● WHAT IS REQUIRED
Scan the records below. List lines holding "data".

** Opening ENTRIES SUPPLIED block **

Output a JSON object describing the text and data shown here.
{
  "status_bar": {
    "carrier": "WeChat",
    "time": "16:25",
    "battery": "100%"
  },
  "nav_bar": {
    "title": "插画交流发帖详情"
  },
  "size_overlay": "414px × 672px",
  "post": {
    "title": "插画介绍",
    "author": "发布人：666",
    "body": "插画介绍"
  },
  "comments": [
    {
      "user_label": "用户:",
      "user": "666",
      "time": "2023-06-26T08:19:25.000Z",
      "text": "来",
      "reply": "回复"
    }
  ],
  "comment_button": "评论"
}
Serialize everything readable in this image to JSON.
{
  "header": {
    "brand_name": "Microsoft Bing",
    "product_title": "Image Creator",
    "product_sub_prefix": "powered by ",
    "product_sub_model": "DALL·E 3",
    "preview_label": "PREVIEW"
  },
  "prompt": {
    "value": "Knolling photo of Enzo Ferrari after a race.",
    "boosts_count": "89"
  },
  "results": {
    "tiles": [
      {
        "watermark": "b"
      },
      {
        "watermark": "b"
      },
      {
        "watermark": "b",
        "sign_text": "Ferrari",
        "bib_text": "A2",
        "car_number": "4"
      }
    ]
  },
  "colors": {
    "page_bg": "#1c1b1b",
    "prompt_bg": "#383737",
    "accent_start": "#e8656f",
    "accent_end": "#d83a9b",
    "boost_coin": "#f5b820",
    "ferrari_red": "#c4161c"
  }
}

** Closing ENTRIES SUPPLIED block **
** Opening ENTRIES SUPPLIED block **

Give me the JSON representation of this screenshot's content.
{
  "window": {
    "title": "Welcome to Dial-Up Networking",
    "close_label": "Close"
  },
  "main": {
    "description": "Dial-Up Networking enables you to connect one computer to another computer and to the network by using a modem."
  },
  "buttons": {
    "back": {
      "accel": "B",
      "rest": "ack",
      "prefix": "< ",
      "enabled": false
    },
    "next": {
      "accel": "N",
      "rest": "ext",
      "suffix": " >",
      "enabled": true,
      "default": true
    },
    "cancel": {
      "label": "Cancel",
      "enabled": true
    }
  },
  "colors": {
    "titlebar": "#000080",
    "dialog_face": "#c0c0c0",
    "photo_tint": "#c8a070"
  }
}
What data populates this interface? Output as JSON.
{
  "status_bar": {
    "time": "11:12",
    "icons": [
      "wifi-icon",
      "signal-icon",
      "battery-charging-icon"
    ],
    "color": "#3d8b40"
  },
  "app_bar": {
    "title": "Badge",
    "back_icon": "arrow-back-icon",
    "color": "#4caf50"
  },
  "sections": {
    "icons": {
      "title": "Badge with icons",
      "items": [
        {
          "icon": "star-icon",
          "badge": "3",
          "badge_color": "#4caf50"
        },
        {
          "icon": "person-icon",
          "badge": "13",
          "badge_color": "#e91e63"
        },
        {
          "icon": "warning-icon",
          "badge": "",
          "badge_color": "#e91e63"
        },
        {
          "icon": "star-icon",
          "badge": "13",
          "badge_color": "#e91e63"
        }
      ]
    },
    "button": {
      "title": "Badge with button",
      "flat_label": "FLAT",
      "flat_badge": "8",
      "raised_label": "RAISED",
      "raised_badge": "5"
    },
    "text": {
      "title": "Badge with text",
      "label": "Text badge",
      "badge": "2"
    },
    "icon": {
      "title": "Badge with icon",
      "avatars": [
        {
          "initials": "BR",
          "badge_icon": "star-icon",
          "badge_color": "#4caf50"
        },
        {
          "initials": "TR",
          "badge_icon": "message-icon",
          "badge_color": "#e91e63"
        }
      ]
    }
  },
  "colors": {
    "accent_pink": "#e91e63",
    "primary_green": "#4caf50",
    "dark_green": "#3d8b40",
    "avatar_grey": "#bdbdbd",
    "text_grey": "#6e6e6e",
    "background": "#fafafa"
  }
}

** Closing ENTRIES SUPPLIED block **
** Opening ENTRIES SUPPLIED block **

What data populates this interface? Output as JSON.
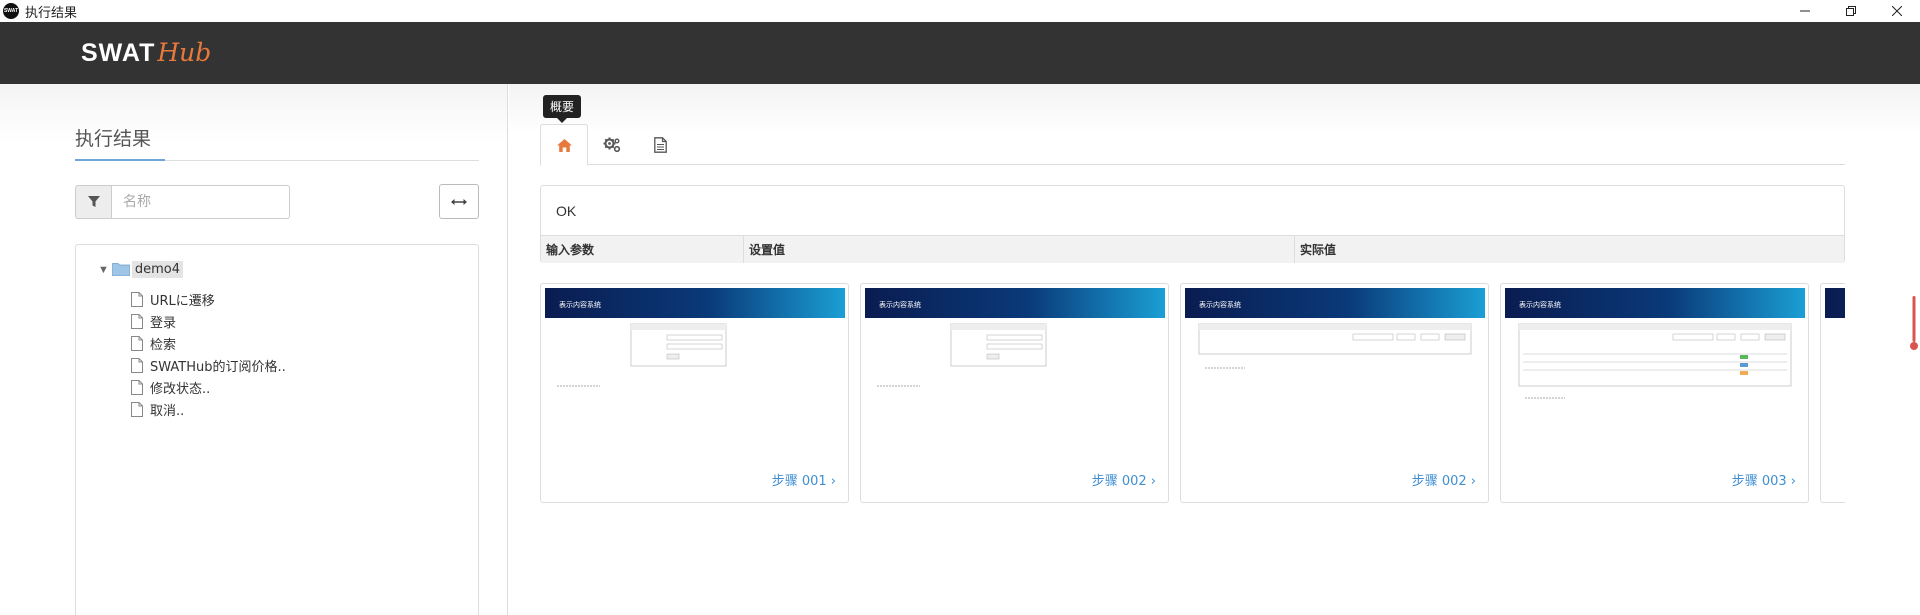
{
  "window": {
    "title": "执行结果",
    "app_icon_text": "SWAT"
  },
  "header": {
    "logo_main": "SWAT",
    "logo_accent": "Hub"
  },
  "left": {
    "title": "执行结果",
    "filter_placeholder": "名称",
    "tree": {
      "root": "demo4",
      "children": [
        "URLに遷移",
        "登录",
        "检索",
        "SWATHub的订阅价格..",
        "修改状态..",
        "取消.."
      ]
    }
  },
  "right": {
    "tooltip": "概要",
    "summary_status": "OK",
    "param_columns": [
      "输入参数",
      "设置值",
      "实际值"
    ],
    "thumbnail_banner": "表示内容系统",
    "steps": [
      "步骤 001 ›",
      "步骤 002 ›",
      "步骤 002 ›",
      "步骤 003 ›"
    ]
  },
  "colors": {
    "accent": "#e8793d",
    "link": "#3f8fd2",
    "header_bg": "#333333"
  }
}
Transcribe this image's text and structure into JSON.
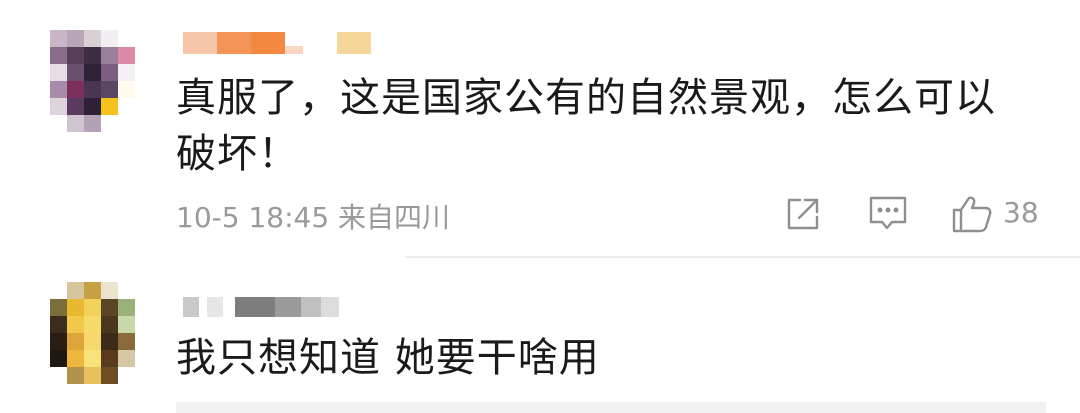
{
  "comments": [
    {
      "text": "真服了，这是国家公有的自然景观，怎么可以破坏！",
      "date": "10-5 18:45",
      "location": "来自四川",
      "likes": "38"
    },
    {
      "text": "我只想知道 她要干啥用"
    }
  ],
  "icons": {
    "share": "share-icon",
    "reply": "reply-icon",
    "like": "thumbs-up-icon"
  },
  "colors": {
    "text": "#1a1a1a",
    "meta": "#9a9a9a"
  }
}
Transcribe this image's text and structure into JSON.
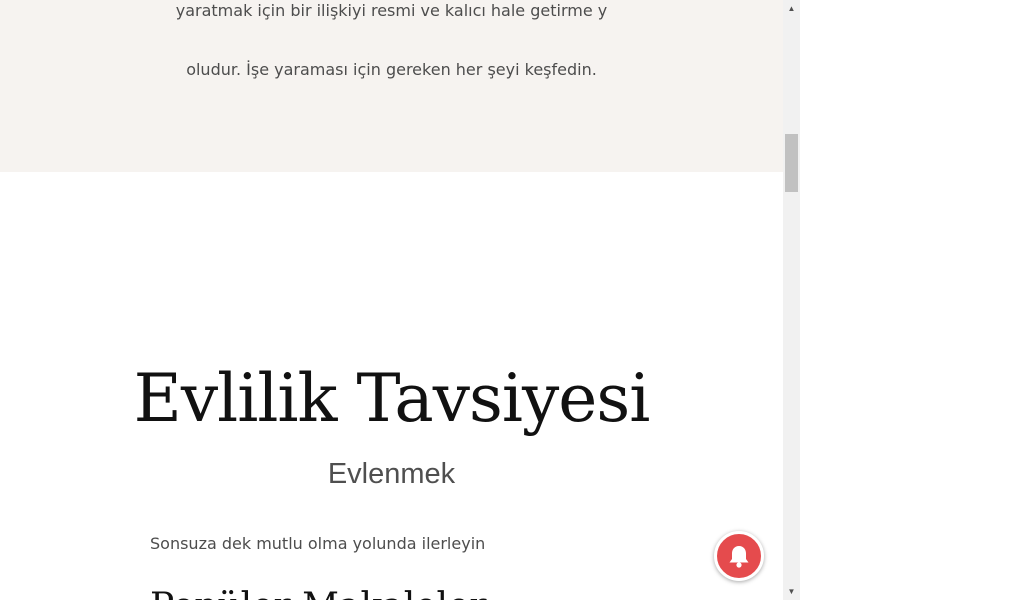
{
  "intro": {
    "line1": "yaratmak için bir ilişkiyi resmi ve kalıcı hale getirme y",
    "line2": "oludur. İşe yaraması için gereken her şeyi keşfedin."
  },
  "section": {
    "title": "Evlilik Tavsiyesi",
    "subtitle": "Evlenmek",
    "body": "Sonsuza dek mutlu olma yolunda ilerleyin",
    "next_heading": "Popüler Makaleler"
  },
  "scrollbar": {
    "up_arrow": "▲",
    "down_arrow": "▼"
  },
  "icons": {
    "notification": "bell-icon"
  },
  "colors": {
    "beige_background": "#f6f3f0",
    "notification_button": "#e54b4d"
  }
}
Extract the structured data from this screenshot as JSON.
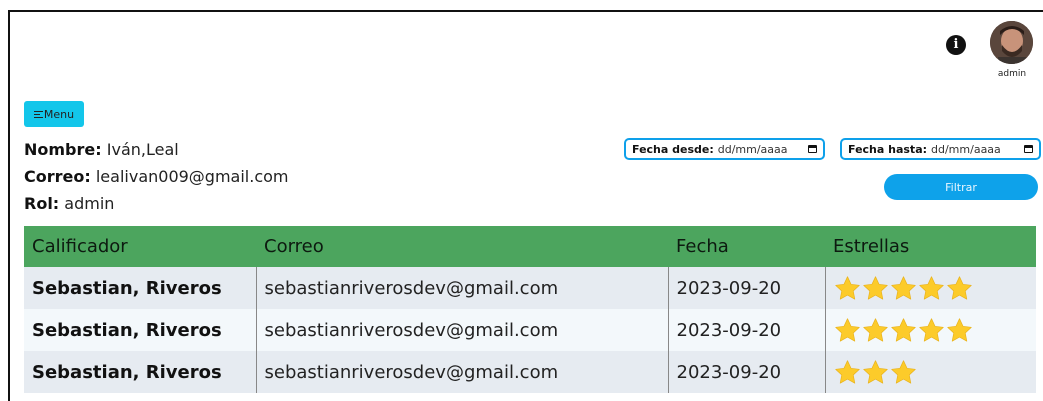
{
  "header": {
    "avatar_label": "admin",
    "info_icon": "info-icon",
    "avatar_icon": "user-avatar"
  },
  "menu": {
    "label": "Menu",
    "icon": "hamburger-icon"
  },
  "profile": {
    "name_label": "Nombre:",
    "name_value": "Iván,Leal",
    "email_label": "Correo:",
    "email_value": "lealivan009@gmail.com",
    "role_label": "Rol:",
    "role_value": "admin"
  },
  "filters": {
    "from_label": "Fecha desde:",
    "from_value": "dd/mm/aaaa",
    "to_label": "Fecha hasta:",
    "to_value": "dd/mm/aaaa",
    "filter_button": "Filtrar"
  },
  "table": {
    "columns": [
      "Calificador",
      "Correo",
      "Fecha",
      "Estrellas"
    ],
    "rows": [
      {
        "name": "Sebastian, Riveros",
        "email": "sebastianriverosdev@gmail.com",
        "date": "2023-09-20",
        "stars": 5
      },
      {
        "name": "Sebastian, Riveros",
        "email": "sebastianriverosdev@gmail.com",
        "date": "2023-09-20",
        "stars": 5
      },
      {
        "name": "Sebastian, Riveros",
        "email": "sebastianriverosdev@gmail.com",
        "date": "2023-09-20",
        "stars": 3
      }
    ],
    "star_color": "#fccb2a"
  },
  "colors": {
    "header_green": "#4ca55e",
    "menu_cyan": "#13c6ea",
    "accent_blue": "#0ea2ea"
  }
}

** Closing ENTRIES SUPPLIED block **

● EXERCISE OUTPUT
Output a JSON object describing the text and data shown here.
What data populates this interface? Output as JSON.
What data populates this interface? Output as JSON.
Extract the structured data from this screenshot as JSON.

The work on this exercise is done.